Restore order to communications chaos in the workplace
The term bring your own device (BYOD) has been defined by Gartner as a disruptive phenomenon, writes Rufus Grig, the chief technology officer at Maintel. Employees were bringing non-sanctioned, non-company IT devices into work with the intention of connecting them to everything.
It’s key to note that this is not a new phenomenon. In fact, what’s new is the BYO communication wars. BYO refers to employees using consumer tools in the workplace including WhatsApp, Facebook Messenger and Snapchat for personal and work related messaging.
Our recent research, ‘Bringing order to communications chaos’ found that more traditional methods of communications are in precipitous, and perhaps permanent decline. The findings highlighted that they are being replaced with a mix of new digital tools and platforms. For example, over the last three years landline phones have fallen in popularity by 25%. On the other hand, the use of new tools is on the rise, with the majority of respondents reporting that they have increased their use over the past three years. These include platforms such as WhatsApp (with 62% reporting increased use), FaceTime (87%), Snapchat (77%), Instagram (70%), and many more.
Consumer communication tools: Increasing in demand
As popular as these consumer tools may be, they are often blocked in the workplace. According to our research, Instagram is not approved in 41% of organisations, Facebook Messenger in 34% and Snapchat in 38%. The problem here however, is that a substantial proportion of employees want to be allowed to use these consumer-grade tools for work to increase efficiency, productivity and communication in the workplace.
It’s vital that businesses are aware of their employee’s desire to use these consumer communication tools in the workplace. With the research finding that three in ten employees are using WhatsApp for two or more hours each day and figures for Instagram (41%) and Facebook Messenger (32%) even higher, ignoring this could be catastrophic for businesses.
Businesses may already be finding employees asking to use their preferred communication tools in the workplace, or just questioning why they are not sanctioned. If this is the case, it’s important to be equipped with the correct answer to these questions and to be able to give a reasonable, understandable response. At the end of the day, employees will always be tempted to seek out other tools. This is why it’s important to understand that blocking certain tools and mandating others is only part of the solution. If the reasons given for using a particular communication tool over the one employees are asking to be sanctioned are not better, then it’s unlikely employees will buy into the idea.
Current communication strategies
With consumer communication platforms now right at our fingertips, organisations must take the time to evaluate their sanctioned communications strategies – or risk employees using unsanctioned and unsecure tools thanks to their ease of use and speed.
We know that the challenge of balancing user experience with compliance can seem daunting to businesses, especially with so many tools available. That’s why we’d like organisations to consider the following three pieces of advice when reviewing their communications strategy and infrastructure:

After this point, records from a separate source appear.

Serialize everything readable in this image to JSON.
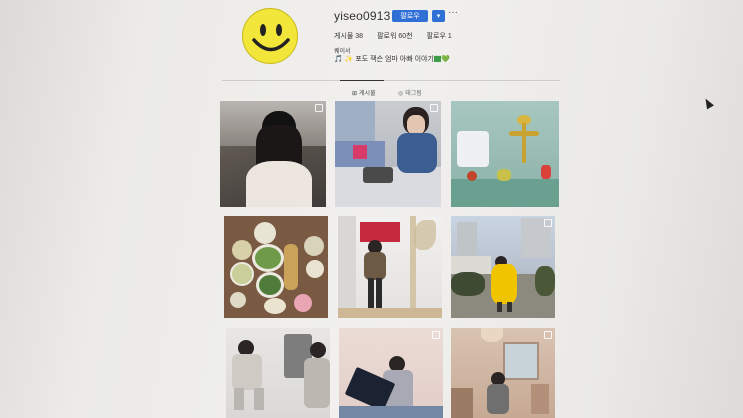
{
  "profile": {
    "username": "yiseo0913",
    "follow_label": "팔로우",
    "dropdown_label": "▾",
    "more_label": "···",
    "stats": {
      "posts": "게시물 38",
      "followers": "팔로워 60천",
      "following": "팔로우 1"
    },
    "name": "퀘이서",
    "bio": "🎵 ✨ 포도 잭슨 엄마 아빠 이야기",
    "bio_hearts": "▇💚"
  },
  "tabs": {
    "posts": "게시물",
    "tagged": "태그됨"
  },
  "posts": [
    {
      "row": 0,
      "col": 0,
      "description": "girl black beanie mask"
    },
    {
      "row": 0,
      "col": 1,
      "description": "girl craft table"
    },
    {
      "row": 0,
      "col": 2,
      "description": "toy figures candlestick"
    },
    {
      "row": 1,
      "col": 0,
      "description": "food table"
    },
    {
      "row": 1,
      "col": 1,
      "description": "girl by wall"
    },
    {
      "row": 1,
      "col": 2,
      "description": "yellow puffer jacket"
    },
    {
      "row": 2,
      "col": 0,
      "description": "girls posing"
    },
    {
      "row": 2,
      "col": 1,
      "description": "girl with laptop"
    },
    {
      "row": 2,
      "col": 2,
      "description": "girl in room"
    }
  ],
  "colors": {
    "follow_button": "#2f6fd6",
    "avatar": "#f2e63a"
  }
}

- Listen to your users
Businesses should make every effort to listen to users’ concerns about mandated communications platforms and do all they can to improve that experience.
The best way to drive your employees into the arms of insecure, unmonitored consumer-focused communications platforms is not to listen and react to their feedback on existing, business-based tools. Dialogue between management and users is the best way to encourage workers to use the right tools, and can also lead to improvements in policies and business-approved platforms that will make the user experience more enjoyable and productive.
The reasons for using a particular communications tool need to be as good as the reasons not to use a competing platform; and whichever one the company chooses, rules of best practice need to be clearly communicated.
- All platforms need policies
Businesses also need to abandon the belief that just because they have a corporate-appropriate communications system, it cannot be misused either on purpose or by accident. Policies need to be completely clear on what’s acceptable and appropriate at work, and what is not. In addition, it’s worth explaining the reasons for these policies to encourage adherence and establish greater security awareness among the workforce. Businesses should also ensure that the same clear guidelines are advertised to anyone who uses corporate systems, such as a business partner or other guest.
- Persuasion, not compulsion
Banning or blocking certain communications platforms will most likely lead to resentment, not least because workers will feel that their employers are forcing them down a path of unproductivity. There needs to be a good, well-communicated reason for banning a particular tool, especially if it’s one that has proven popular among the workforce.
Ultimately, businesses must avoid sitting back and doing nothing. As the technological landscape becomes more complex, it’s important that businesses understand how this impacts them. For organisations willing to embrace the modern era, it’s time they equip their staff with the modern tools that will allow them to communicate more efficiently.